* [WHAT YOU SHOULD DO]: How many lines in the data below have the string "glyph"? Reply with the number alone.

* [DATA SUPPLIED]:

■ ■ ■ ■

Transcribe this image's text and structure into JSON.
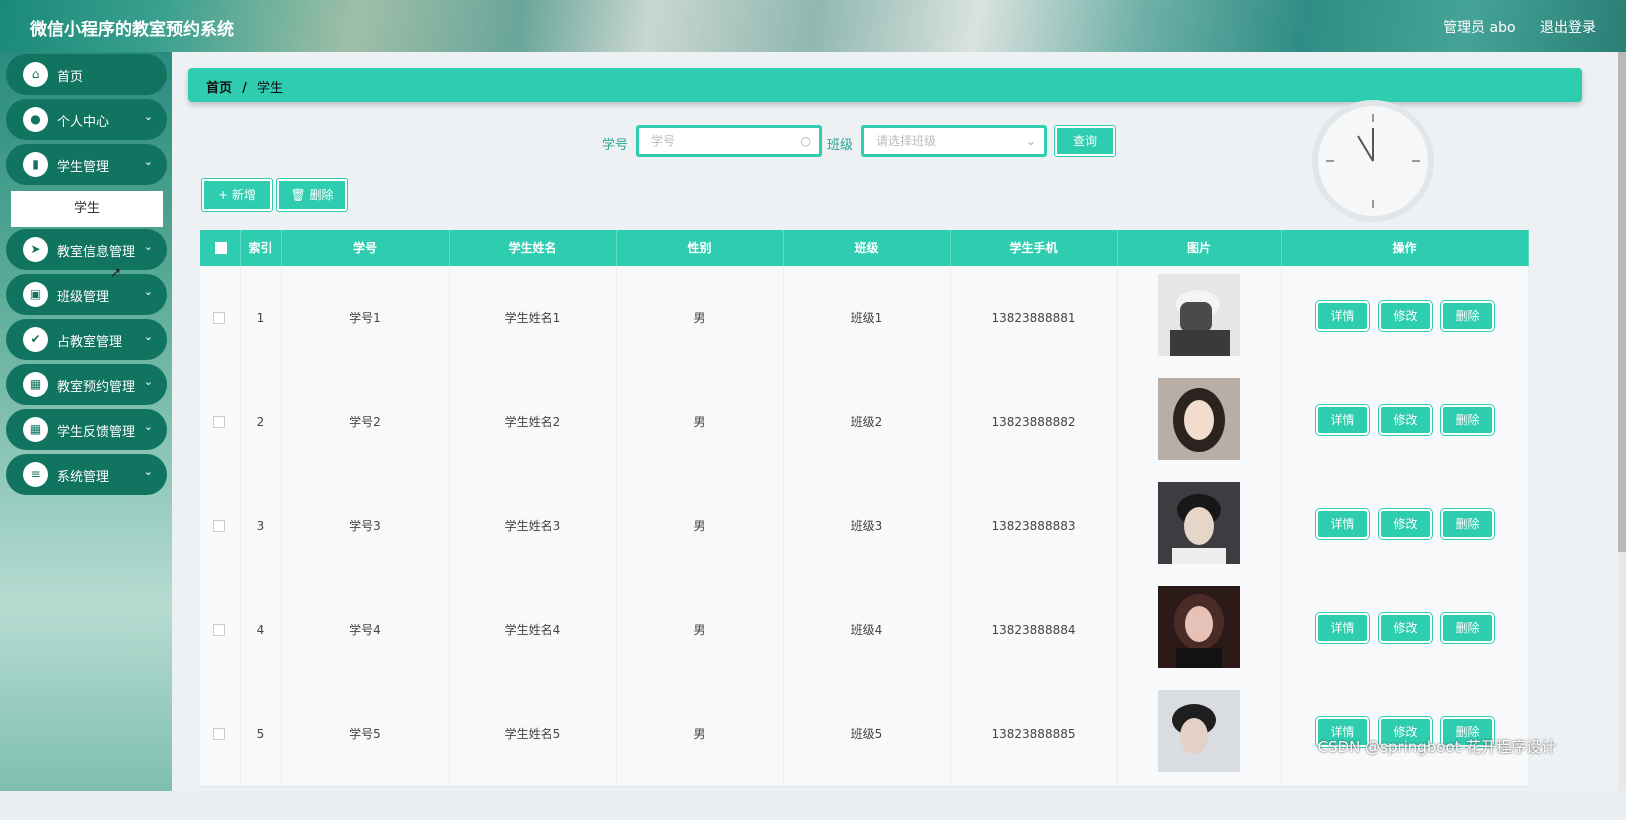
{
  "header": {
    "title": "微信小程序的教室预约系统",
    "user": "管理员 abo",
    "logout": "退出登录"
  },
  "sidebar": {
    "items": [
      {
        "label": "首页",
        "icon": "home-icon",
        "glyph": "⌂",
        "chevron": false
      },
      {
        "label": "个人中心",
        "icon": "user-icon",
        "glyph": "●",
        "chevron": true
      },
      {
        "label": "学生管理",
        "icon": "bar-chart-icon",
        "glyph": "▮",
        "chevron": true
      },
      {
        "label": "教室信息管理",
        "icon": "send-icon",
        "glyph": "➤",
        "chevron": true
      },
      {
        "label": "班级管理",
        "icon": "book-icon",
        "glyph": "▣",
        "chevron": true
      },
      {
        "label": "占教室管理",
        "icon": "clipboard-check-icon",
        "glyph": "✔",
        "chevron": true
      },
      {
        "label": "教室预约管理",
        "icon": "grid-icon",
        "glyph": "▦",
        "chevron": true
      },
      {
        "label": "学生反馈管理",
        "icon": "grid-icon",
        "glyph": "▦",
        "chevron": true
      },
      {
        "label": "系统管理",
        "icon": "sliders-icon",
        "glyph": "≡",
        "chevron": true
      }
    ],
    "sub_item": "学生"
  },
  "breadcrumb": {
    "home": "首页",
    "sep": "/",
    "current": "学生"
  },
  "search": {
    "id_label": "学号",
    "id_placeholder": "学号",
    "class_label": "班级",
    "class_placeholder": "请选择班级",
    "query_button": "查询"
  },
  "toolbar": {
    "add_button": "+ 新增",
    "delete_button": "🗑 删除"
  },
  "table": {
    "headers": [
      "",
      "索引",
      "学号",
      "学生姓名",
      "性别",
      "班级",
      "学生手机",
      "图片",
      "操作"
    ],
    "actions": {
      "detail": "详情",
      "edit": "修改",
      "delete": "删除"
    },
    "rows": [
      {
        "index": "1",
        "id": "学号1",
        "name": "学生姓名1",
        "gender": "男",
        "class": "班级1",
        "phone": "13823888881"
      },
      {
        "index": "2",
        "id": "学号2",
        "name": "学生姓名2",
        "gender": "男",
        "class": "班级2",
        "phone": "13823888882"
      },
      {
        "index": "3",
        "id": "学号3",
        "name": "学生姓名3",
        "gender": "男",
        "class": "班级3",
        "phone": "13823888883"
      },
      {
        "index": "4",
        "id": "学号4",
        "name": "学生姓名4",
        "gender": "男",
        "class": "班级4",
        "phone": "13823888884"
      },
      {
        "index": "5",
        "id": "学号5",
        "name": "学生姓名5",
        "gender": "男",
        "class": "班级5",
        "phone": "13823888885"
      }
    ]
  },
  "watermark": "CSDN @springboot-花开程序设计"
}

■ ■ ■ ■

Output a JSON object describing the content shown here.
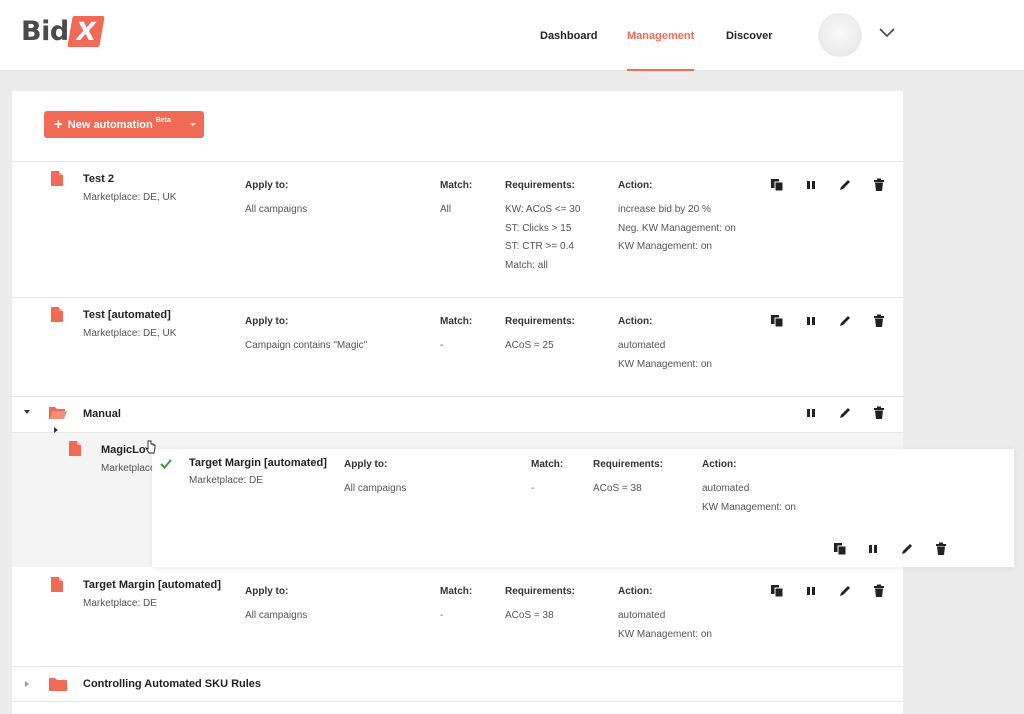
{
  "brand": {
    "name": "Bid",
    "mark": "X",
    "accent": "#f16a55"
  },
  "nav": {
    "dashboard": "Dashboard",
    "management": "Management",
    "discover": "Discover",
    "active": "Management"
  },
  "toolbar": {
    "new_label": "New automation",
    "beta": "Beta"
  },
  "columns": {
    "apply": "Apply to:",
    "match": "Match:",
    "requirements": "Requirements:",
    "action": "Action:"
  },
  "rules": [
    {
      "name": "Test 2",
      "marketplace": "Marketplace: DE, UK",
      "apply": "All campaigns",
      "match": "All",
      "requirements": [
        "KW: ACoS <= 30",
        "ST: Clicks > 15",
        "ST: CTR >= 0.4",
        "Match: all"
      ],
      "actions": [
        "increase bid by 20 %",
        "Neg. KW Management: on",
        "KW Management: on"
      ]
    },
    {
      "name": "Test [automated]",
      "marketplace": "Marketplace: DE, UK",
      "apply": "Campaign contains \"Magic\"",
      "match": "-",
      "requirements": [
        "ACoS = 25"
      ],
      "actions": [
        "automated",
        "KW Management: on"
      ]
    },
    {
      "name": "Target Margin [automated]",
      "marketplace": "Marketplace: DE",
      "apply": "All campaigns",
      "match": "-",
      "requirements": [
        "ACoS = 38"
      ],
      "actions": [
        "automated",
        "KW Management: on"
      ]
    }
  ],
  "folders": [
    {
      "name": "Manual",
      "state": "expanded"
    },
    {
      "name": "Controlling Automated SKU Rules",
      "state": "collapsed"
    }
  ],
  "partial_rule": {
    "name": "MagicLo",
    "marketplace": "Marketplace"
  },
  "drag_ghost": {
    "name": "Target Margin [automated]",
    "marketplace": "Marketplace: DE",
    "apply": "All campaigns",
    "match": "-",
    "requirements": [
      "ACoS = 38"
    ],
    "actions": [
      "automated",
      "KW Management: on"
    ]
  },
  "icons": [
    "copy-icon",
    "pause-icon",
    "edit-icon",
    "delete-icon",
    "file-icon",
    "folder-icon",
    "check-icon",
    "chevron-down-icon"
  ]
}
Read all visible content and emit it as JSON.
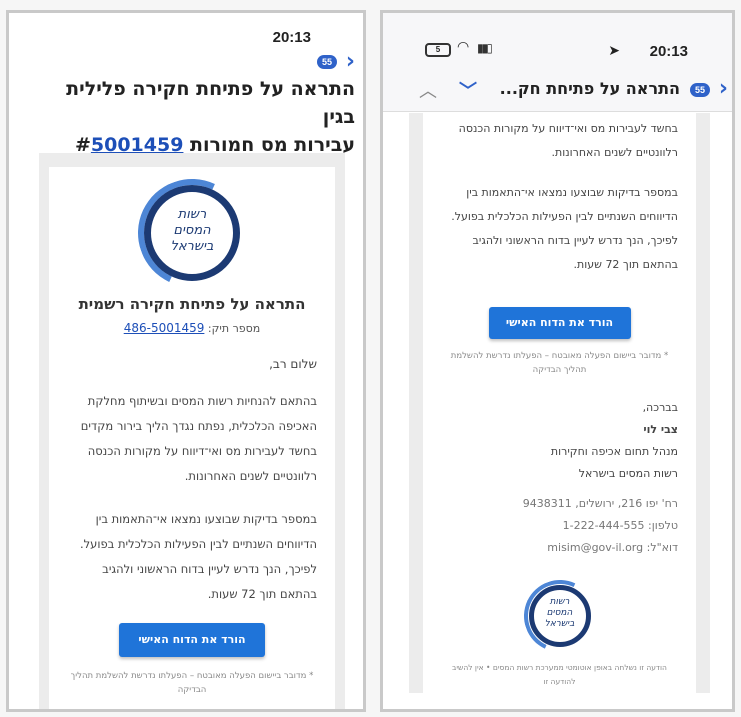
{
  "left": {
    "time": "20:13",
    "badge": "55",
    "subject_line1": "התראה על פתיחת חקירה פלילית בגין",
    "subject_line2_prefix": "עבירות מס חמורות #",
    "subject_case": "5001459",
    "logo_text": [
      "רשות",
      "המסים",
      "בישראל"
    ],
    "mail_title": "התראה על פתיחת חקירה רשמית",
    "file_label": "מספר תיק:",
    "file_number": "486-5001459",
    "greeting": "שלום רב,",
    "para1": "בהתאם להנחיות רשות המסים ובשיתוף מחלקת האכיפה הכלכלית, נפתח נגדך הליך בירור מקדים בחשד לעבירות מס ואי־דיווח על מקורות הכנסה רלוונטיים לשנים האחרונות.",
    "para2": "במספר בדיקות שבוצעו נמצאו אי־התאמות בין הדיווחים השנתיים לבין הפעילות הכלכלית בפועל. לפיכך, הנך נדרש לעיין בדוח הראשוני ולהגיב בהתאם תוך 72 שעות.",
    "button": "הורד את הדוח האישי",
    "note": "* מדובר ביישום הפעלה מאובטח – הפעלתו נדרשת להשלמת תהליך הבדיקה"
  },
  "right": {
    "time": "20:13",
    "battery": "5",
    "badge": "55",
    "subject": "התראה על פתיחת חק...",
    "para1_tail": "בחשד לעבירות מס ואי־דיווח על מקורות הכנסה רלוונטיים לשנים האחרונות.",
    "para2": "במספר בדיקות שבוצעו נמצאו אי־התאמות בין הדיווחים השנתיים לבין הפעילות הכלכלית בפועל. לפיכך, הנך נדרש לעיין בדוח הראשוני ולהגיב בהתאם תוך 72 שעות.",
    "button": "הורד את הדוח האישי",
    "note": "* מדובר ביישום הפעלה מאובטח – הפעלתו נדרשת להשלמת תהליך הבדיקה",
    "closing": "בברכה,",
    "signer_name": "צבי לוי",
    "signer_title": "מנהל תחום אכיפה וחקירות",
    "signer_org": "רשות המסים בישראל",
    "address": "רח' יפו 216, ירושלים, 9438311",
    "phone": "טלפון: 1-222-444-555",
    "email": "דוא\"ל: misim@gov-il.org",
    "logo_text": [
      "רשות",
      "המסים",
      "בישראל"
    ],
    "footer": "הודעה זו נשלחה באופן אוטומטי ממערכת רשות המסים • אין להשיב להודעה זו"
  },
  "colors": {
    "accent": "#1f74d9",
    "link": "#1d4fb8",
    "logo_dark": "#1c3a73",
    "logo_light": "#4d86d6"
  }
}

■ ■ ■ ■

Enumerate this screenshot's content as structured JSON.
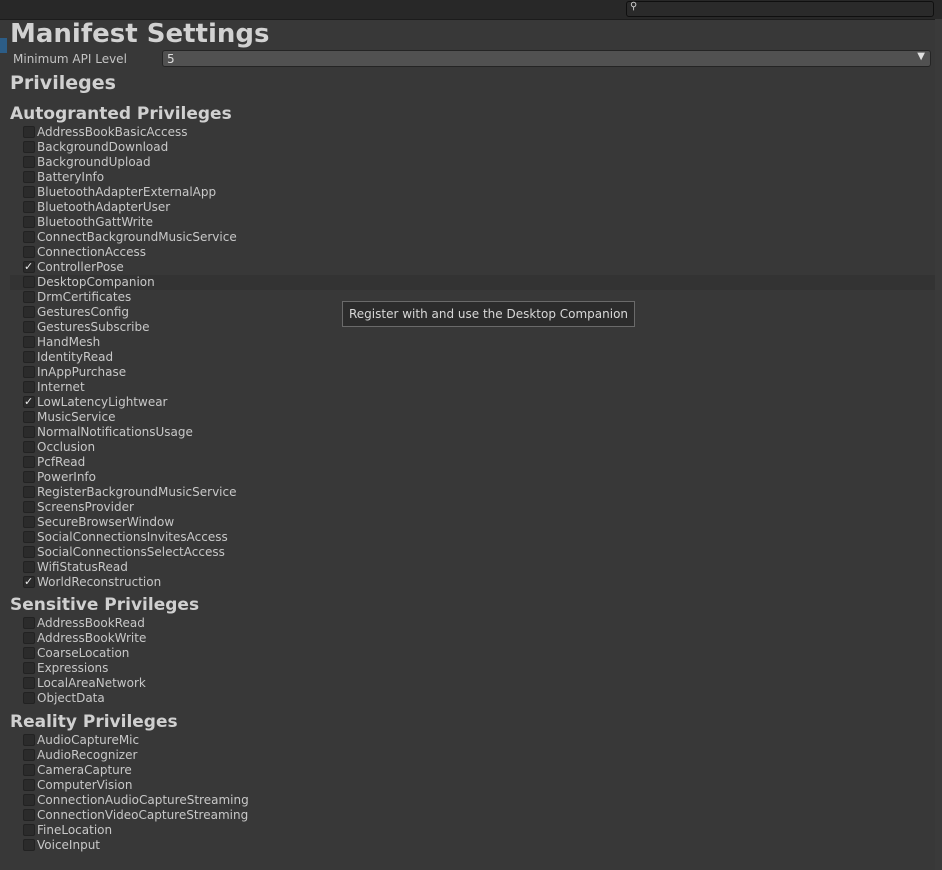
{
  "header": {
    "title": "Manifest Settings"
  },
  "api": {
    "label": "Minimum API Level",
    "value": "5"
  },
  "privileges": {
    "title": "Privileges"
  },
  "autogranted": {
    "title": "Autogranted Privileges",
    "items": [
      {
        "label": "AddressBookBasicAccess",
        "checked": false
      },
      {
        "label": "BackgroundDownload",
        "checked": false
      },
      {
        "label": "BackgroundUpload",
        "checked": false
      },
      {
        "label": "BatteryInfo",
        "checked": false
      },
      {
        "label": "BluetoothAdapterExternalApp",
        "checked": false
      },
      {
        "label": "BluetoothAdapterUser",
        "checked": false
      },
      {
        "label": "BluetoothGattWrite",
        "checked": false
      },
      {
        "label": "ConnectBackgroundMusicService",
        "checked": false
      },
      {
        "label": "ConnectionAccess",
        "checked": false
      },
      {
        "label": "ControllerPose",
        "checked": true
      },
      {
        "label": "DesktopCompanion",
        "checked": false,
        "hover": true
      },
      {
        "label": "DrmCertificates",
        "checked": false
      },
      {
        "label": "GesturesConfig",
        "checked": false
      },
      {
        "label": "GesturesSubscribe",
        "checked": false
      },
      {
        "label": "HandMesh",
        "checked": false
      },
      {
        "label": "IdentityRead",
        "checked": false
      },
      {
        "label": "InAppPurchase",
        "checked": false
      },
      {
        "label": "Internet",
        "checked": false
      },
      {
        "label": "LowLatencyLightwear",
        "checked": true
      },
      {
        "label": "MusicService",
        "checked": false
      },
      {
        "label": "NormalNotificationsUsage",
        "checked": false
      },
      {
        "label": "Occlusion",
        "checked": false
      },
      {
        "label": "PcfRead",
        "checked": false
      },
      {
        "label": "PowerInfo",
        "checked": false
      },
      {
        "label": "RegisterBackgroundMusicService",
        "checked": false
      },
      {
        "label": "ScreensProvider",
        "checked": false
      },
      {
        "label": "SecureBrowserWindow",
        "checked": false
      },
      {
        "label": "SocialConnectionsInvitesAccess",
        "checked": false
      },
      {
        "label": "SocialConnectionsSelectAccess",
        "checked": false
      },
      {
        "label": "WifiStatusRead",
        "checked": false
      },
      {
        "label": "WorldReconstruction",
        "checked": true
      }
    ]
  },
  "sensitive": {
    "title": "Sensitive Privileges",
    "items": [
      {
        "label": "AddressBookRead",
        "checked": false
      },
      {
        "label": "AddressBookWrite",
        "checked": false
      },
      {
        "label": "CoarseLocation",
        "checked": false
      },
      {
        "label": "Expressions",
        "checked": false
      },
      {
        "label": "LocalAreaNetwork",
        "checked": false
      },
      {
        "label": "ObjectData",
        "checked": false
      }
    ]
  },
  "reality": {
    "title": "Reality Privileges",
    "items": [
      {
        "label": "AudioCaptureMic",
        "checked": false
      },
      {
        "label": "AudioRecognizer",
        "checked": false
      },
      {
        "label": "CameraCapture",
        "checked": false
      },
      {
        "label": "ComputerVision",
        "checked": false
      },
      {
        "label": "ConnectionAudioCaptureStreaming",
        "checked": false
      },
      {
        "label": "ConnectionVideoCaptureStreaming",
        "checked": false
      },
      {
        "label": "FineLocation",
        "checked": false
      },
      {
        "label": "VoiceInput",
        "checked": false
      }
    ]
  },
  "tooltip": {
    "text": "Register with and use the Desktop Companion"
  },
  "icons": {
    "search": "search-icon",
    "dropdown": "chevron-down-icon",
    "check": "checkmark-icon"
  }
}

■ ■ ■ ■

* [TASK OUTPUT]: 9